I could honestly go on about Demon’s Souls, it’s truly a magnificent game and one that no PS3 owner should go without; more to the point, Demon’s Souls is important not only as an RPG with its incredibly innovative online features, but for games as a whole. I remember a couple of days after playing it, I was speaking to someone about and said “I’ve not played a game so hard since the original MegaMan games” and it dawned on me that I wasn’t just being facetious, I genuinely hadn’t. I’ve been playng video games for nearly 20 years, and I can say with all confidence (and this is where I start to sound old) that games simply aren’t as hard as they used to be, and this isn’t a good thing. What’s a game without a challenge? It’s a moving picture which you can make little characters move around with no consideration of actions or consequence within the world (hence why we get so many people exploiting certain game mechanics, in order to achieve something few others have). A lot of people mistake difficulty for how long you have to grind to build your character’s level up, or even by the achievements or trophies included with the game. Demon’s Souls does have its trophies, but compared to the colossal sense of achievement that comes with slaying that mighty foe that once eluded you, they are nothing. Demon’s Souls is a hard game, but it’s all the richer for it. Why? Because you have to work hard in Demon’s Souls if you want something out of it; people afraid of a challenge need not apply, but those looking for a game that will test their mettle, and their aptitude as a gamer cannot go without playing this. When you see those credits roll at the end, you’ll feel both relieved and satisfied that you’re now one of us few who can proudly proclaim “I have beaten Demon’s Souls“, and when they’ve finished you find yourself back in the Nexus with all your stats and equipment, and the world’s that bit harsher with stronger enemies and higher stakes, and you can’t wait to do it all again.
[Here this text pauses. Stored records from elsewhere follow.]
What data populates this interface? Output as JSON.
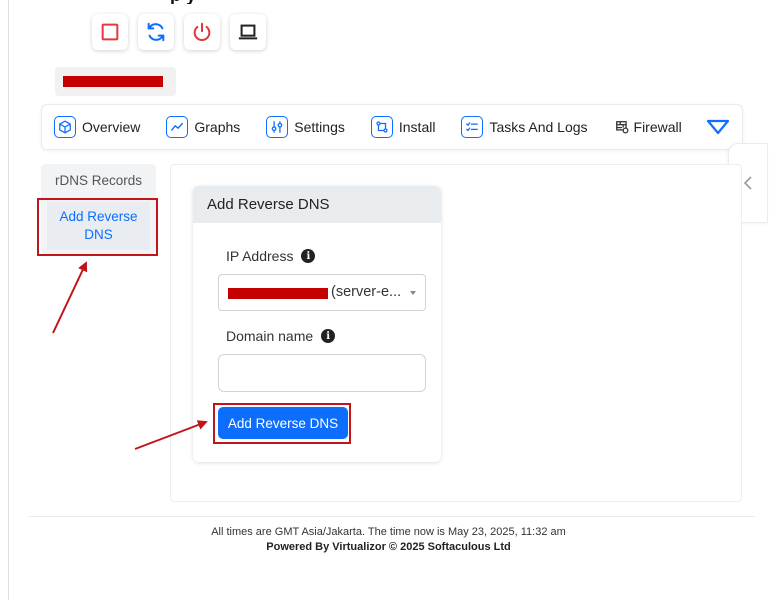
{
  "page": {
    "title_fragment": "p        y"
  },
  "power_buttons": [
    {
      "name": "stop-button",
      "icon": "stop-square-icon",
      "color": "#e0393e"
    },
    {
      "name": "restart-button",
      "icon": "refresh-icon",
      "color": "#0d6efd"
    },
    {
      "name": "poweroff-button",
      "icon": "power-icon",
      "color": "#e0393e"
    },
    {
      "name": "vnc-console-button",
      "icon": "laptop-icon",
      "color": "#222222"
    }
  ],
  "nav": {
    "items": [
      {
        "label": "Overview",
        "icon": "box-icon"
      },
      {
        "label": "Graphs",
        "icon": "chart-line-icon"
      },
      {
        "label": "Settings",
        "icon": "sliders-icon"
      },
      {
        "label": "Install",
        "icon": "git-compare-icon"
      },
      {
        "label": "Tasks And Logs",
        "icon": "checklist-icon"
      },
      {
        "label": "Firewall",
        "icon": "firewall-icon"
      }
    ],
    "more_icon": "chevron-down-icon"
  },
  "left_menu": {
    "header": "rDNS Records",
    "item": "Add Reverse DNS"
  },
  "card": {
    "header": "Add Reverse DNS",
    "ip_label": "IP Address",
    "ip_value_suffix": "(server-e...",
    "domain_label": "Domain name",
    "domain_value": "",
    "submit_label": "Add Reverse DNS"
  },
  "footer": {
    "line1": "All times are GMT Asia/Jakarta. The time now is May 23, 2025, 11:32 am",
    "line2": "Powered By Virtualizor © 2025 Softaculous Ltd"
  },
  "colors": {
    "accent": "#0d6efd",
    "annotation": "#c0151a",
    "danger": "#e0393e"
  }
}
My only complaint; every other game’s going to feel like a walk in the park after this…